- THE TASK
Show every line of the data below that includes the word "title".

(Component data from apps and pages)
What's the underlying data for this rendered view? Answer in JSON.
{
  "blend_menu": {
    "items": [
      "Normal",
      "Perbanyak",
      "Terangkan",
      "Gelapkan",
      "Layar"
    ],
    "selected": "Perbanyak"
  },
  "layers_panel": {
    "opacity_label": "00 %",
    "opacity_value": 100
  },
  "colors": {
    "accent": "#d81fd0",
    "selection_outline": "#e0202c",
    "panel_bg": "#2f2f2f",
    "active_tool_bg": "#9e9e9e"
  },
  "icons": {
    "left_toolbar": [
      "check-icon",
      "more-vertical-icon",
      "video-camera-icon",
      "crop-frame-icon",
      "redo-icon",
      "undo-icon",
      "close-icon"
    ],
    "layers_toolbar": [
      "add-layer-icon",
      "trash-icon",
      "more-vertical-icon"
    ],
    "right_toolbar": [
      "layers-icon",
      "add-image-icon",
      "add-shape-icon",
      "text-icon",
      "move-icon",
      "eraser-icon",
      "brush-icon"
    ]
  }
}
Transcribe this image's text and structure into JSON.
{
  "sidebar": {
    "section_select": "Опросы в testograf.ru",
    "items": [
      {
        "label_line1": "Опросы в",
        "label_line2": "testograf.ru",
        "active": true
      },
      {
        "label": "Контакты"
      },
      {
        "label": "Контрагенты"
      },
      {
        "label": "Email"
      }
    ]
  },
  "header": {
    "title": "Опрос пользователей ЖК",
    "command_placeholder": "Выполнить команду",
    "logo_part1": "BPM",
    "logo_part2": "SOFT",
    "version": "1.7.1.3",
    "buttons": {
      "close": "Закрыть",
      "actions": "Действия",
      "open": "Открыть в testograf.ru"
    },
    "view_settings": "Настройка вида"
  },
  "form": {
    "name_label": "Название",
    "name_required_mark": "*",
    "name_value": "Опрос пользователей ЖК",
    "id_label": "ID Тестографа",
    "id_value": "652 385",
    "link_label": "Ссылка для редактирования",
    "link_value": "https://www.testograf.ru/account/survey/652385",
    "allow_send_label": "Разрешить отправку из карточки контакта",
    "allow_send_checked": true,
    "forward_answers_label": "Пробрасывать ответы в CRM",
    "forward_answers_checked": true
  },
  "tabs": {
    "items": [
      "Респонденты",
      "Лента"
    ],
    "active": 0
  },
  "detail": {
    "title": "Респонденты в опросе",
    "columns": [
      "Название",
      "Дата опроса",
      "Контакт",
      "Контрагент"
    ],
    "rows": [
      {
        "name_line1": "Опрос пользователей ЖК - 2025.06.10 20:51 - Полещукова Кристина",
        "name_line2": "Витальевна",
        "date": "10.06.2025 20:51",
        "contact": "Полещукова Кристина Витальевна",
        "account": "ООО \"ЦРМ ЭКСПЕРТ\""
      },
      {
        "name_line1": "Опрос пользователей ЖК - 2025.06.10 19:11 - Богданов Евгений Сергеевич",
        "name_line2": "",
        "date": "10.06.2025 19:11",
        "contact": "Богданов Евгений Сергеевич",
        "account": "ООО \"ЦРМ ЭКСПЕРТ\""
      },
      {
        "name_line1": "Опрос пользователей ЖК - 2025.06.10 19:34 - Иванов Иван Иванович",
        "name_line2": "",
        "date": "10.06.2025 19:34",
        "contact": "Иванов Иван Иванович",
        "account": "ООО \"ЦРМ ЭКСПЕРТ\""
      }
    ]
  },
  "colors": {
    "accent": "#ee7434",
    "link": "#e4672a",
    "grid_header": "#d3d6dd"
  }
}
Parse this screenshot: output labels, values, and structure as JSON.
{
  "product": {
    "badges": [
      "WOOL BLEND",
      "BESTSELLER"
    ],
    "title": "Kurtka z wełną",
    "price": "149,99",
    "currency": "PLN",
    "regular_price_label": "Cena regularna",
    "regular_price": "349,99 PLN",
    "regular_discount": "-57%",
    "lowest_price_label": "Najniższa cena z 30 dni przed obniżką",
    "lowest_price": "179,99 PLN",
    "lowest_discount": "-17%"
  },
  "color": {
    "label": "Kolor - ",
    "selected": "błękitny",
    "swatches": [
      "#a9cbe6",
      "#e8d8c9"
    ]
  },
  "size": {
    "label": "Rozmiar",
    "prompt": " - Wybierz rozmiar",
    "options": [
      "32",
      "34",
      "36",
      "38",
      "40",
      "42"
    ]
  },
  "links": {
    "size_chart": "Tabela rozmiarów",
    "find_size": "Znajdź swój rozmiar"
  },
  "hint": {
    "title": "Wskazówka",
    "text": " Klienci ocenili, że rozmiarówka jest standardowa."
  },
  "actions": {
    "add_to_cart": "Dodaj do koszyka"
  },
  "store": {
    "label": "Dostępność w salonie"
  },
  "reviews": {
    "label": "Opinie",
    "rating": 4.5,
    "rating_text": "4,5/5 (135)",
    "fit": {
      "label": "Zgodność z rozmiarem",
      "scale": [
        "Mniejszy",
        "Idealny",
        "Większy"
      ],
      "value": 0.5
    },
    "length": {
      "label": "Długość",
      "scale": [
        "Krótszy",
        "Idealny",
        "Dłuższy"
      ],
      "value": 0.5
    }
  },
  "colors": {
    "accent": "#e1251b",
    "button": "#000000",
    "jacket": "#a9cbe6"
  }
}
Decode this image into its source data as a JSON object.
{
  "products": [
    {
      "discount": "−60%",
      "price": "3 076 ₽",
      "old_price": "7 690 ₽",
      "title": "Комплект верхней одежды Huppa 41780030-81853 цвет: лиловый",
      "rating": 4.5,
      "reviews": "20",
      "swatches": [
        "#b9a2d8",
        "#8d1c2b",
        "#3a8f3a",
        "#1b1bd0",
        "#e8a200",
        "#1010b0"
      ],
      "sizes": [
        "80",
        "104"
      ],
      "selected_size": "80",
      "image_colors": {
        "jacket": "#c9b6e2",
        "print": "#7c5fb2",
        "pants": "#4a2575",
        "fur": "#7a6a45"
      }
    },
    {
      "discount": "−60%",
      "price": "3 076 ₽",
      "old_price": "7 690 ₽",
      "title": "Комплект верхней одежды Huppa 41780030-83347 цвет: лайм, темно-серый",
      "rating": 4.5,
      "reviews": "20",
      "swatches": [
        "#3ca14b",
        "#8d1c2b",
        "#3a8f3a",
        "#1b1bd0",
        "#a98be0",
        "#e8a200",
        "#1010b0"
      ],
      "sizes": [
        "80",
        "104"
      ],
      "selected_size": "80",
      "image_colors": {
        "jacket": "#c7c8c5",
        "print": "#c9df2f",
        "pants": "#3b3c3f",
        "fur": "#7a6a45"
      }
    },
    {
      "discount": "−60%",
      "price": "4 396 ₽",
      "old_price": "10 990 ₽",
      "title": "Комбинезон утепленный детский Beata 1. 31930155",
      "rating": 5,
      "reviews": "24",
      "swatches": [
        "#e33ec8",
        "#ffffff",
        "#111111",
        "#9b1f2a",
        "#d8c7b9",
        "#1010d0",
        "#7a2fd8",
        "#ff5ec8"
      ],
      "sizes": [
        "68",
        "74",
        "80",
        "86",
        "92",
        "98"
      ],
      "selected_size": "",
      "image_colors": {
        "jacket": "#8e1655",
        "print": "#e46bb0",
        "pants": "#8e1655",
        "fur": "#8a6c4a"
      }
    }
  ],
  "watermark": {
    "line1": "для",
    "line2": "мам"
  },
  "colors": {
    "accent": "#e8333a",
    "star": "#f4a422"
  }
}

- EXERCISE SOLUTION
    "title": "Опрос пользователей ЖК",
    "title": "Респонденты в опросе",
    "title": "Kurtka z wełną",
    "title": "Wskazówka",
      "title": "Комплект верхней одежды Huppa 41780030-81853 цвет: лиловый",
      "title": "Комплект верхней одежды Huppa 41780030-83347 цвет: лайм, темно-серый",
      "title": "Комбинезон утепленный детский Beata 1. 31930155",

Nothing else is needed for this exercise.